“I could go out there on any given day and hold my finger down to mark the spot, watch him take his steps, then look up without him saying one word and tell if he’s ready,” Lechler says. “I could tell if the wind was blowing a certain way that he wasn’t ready, so let me hold the spot a little longer for him. We’ve still got 8 on the play clock, let me hold it a few more seconds, just to let him get comfortable. Then I could tell just by looking at him that now he’s ready. It’s just minor things like that that maybe aren’t so big to people, but after he kicked the ball he’d always say thanks for waiting on that one. And we never said a word to each other.”
It’s almost unthinkable that Janikowski had just one holder for 13 years. When he began kicking in the NFL, Bill Clinton was still in office. Think about that for a second. Janikowski and Lechler’s union spanned 204 games, tens of thousand practice attempts, 324 field goals in 402 tries, and 420 PATs. It got to the point where everything became muscle memory—and success was expected, not hoped for.
“I remember jogging out on the field with him at times the past three years where we were at 53, 54, 55 yards and we’d snap the ball, hold it and he’d kick it through the uprights and we’d give each other a little high-five and walk off,” Lechler says. “That was just the norm for years. That’s just how it’s supposed to be. Then you look around the league at other kickers and they make a 55-yarder and celebrate like they just won the Super Bowl. But it was just the regular Sunday afternoon for us. I remember talking to him about the 51-yarder he missed last year and I’m like, ‘Dude, are you kidding me? What? We’re right here. It was like it was a chip shot.’ ”
Lechler laughs. It is the type of relationship that Marquette King is trying to develop with Janikowski. An undrafted rookie in 2012 who spent last season on injured reserve, King is Janikowski’s new holder. He did it for two years at Fort Valley State, but the kicker there was right-footed. King takes the job seriously. He is as dedicated as he is conscientious. While sidelined last season, he would go to the field by himself and practice his spotting by tossing up the ball and setting it on the spot. Other times he had his girlfriend toss the ball to him. He even had his parents throw the ball to him in the living room, while watching TV, so he could practice spotting it.
“I was constantly working on it,” King says. “You know how you do things so much that you don’t get nervous, you don’t get jitters, because you’re prepared for it? That’s what I wanted to do. I want to do what I can to help other people be successful, so I’m breaking my neck trying to get this right. It’s difficult, now. As soon as you touch the ball, you have to be able to recognize where those laces are, where the spot is, and make sure the ball is tilted correctly.
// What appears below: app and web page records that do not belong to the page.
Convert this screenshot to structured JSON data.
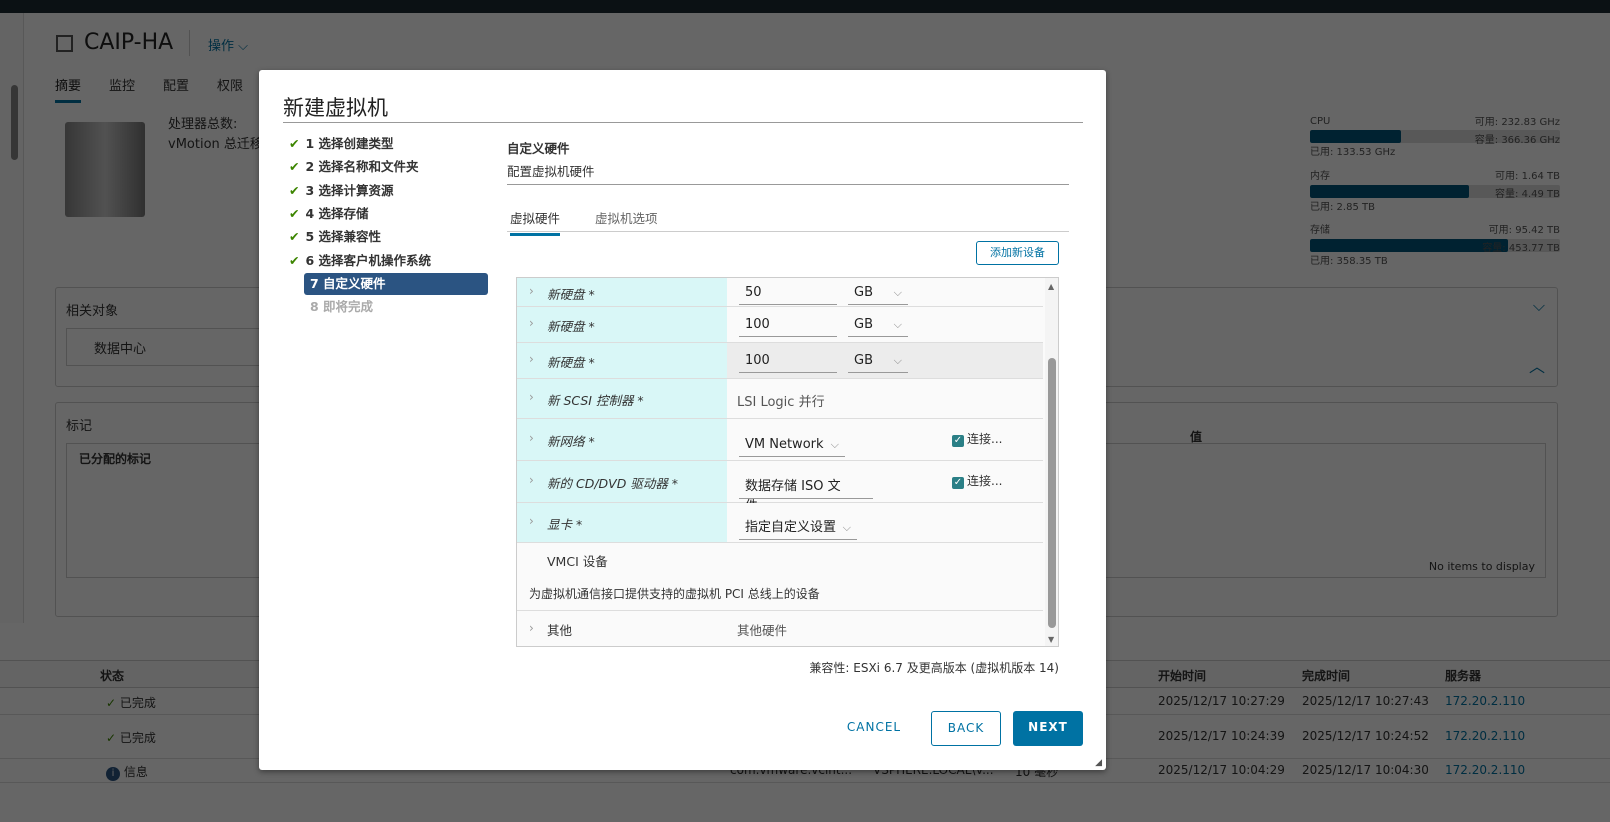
{
  "host": {
    "title": "CAIP-HA",
    "actions": "操作",
    "tabs": [
      "摘要",
      "监控",
      "配置",
      "权限"
    ],
    "info": [
      "处理器总数:",
      "vMotion 总迁移"
    ]
  },
  "resources": [
    {
      "name": "CPU",
      "free": "可用: 232.83 GHz",
      "used": "已用: 133.53 GHz",
      "cap": "容量: 366.36 GHz",
      "pct": 36.4
    },
    {
      "name": "内存",
      "free": "可用: 1.64 TB",
      "used": "已用: 2.85 TB",
      "cap": "容量: 4.49 TB",
      "pct": 63.5
    },
    {
      "name": "存储",
      "free": "可用: 95.42 TB",
      "used": "已用: 358.35 TB",
      "cap": "容量: 453.77 TB",
      "pct": 79.0
    }
  ],
  "panels": {
    "related": "相关对象",
    "datacenter": "数据中心",
    "tags": "标记",
    "assigned": "已分配的标记",
    "value": "值",
    "empty": "No items to display"
  },
  "tasks": {
    "headers": [
      "状态",
      "开始时间",
      "完成时间",
      "服务器"
    ],
    "rows": [
      {
        "status": "已完成",
        "start": "2025/12/17 10:27:29",
        "end": "2025/12/17 10:27:43",
        "server": "172.20.2.110"
      },
      {
        "status": "已完成",
        "start": "2025/12/17 10:24:39",
        "end": "2025/12/17 10:24:52",
        "server": "172.20.2.110"
      },
      {
        "status": "信息",
        "c1": "com.vmware.vcint...",
        "c2": "VSPHERE.LOCAL\\V...",
        "c3": "10 毫秒",
        "start": "2025/12/17 10:04:29",
        "end": "2025/12/17 10:04:30",
        "server": "172.20.2.110"
      }
    ]
  },
  "wizard": {
    "title": "新建虚拟机",
    "steps": [
      "1 选择创建类型",
      "2 选择名称和文件夹",
      "3 选择计算资源",
      "4 选择存储",
      "5 选择兼容性",
      "6 选择客户机操作系统",
      "7 自定义硬件",
      "8 即将完成"
    ],
    "section_title": "自定义硬件",
    "section_sub": "配置虚拟机硬件",
    "tabs": [
      "虚拟硬件",
      "虚拟机选项"
    ],
    "add_device": "添加新设备",
    "hardware": [
      {
        "name": "新硬盘 *",
        "value": "50",
        "unit": "GB"
      },
      {
        "name": "新硬盘 *",
        "value": "100",
        "unit": "GB"
      },
      {
        "name": "新硬盘 *",
        "value": "100",
        "unit": "GB"
      },
      {
        "name": "新 SCSI 控制器 *",
        "value": "LSI Logic 并行"
      },
      {
        "name": "新网络 *",
        "value": "VM Network",
        "connect": "连接..."
      },
      {
        "name": "新的 CD/DVD 驱动器 *",
        "value": "数据存储 ISO 文件",
        "connect": "连接..."
      },
      {
        "name": "显卡 *",
        "value": "指定自定义设置"
      }
    ],
    "vmci": {
      "name": "VMCI 设备",
      "desc": "为虚拟机通信接口提供支持的虚拟机 PCI 总线上的设备"
    },
    "other": {
      "name": "其他",
      "value": "其他硬件"
    },
    "compat": "兼容性: ESXi 6.7 及更高版本 (虚拟机版本 14)",
    "cancel": "CANCEL",
    "back": "BACK",
    "next": "NEXT"
  }
}
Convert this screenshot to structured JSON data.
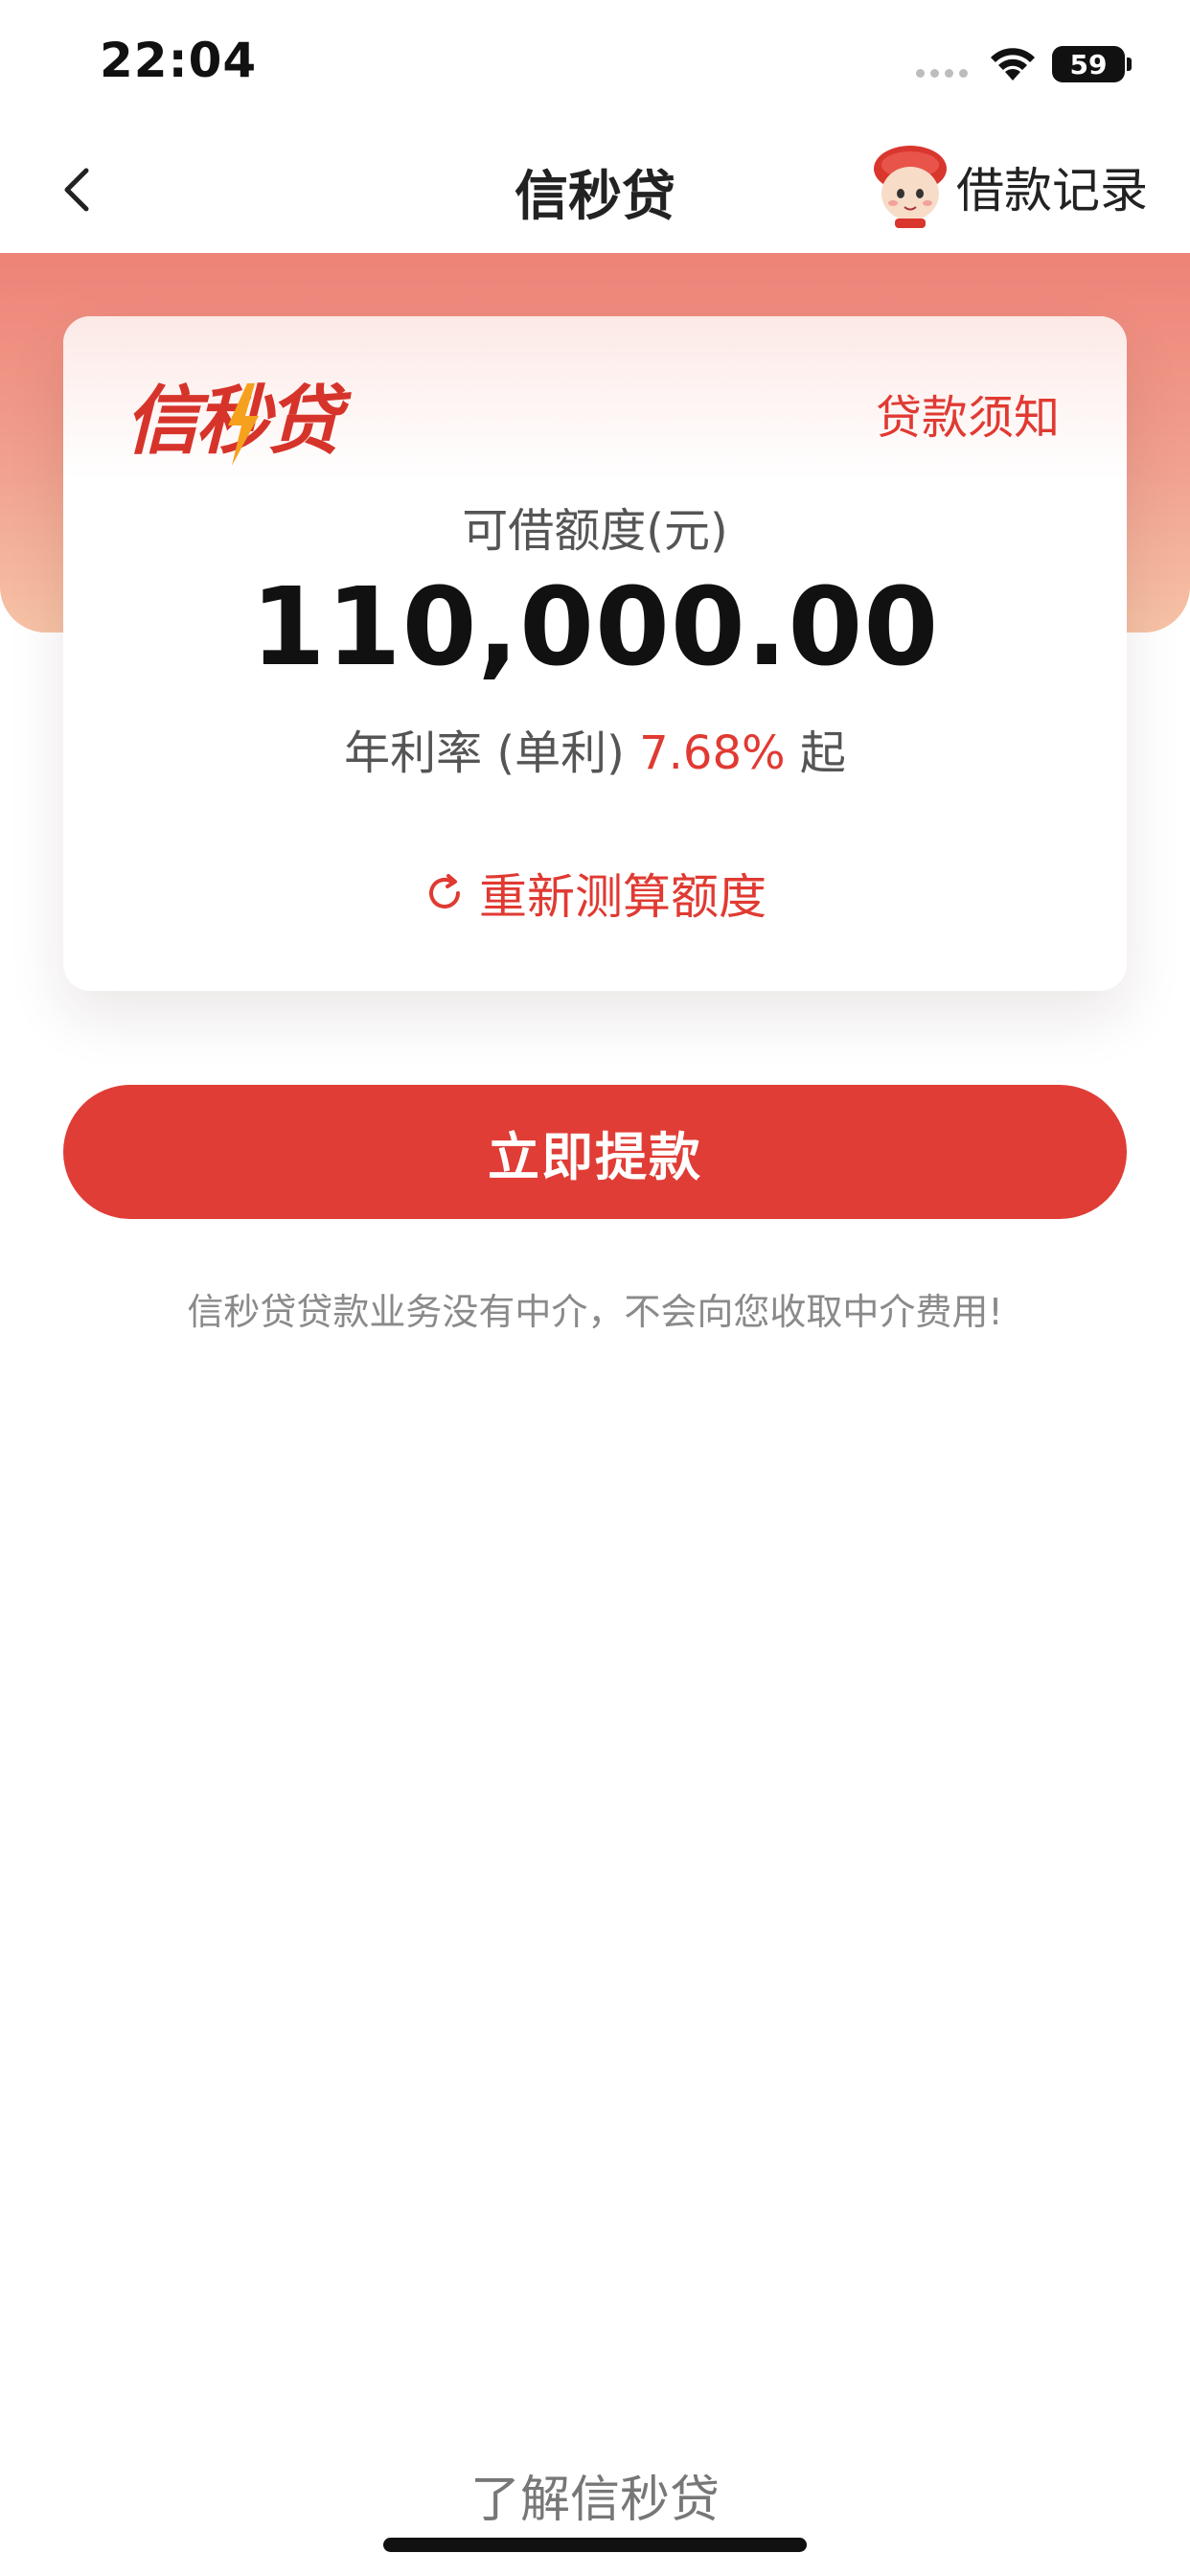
{
  "status_bar": {
    "time": "22:04",
    "battery": "59"
  },
  "nav": {
    "title": "信秒贷",
    "loan_records_label": "借款记录"
  },
  "card": {
    "brand_logo_text": "信秒贷",
    "loan_notice_label": "贷款须知",
    "limit_label": "可借额度(元)",
    "limit_amount": "110,000.00",
    "rate_prefix": "年利率 (单利) ",
    "rate_value": "7.68%",
    "rate_suffix": " 起",
    "recalc_label": "重新测算额度"
  },
  "withdraw_button_label": "立即提款",
  "disclaimer": "信秒贷贷款业务没有中介，不会向您收取中介费用!",
  "learn_more_label": "了解信秒贷",
  "colors": {
    "accent": "#e03d36",
    "header_gradient_top": "#ee8378",
    "header_gradient_bottom": "#f6c3a6",
    "logo_orange": "#f5a11d"
  }
}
It may look easy, but it’s not.”
Janikowski missed time in training camp because of a right calf injury, but his misses appear to be non-physical. His 52-yard attempt last week was easily long enough; it sailed offline to the left. Could his struggles simply be psychological? Has he not fully embraced the idea of having a new holder for the first time in 14 years? He admits he hasn’t developed the rapport with King that he had with Lechler—“Me and Marquette might kick in Week 7 or Week 8; you just work on it every week and try to get better”—and he’s also candid when he says there is no substitute for time.
“It’s frustrating to miss, especially if you know you can help the team win the games,” he says. “But we’ve been working on it and hopefully one of these weeks it clicks in and we go 20 for 20. That’s what we have to do, because you always want to get on a roll. Go five for five, 10 for 10, 20 for 20. We can do that.”
He’ll get his next chance to start such a streak Sunday night against the visiting Chargers. History would appear to be on his side, as he has made 16 in a row against San Diego. But if this season has proven one thing—at least to this point—it’s that conversions can no longer be taken for granted when Janikowski jogs onto the field.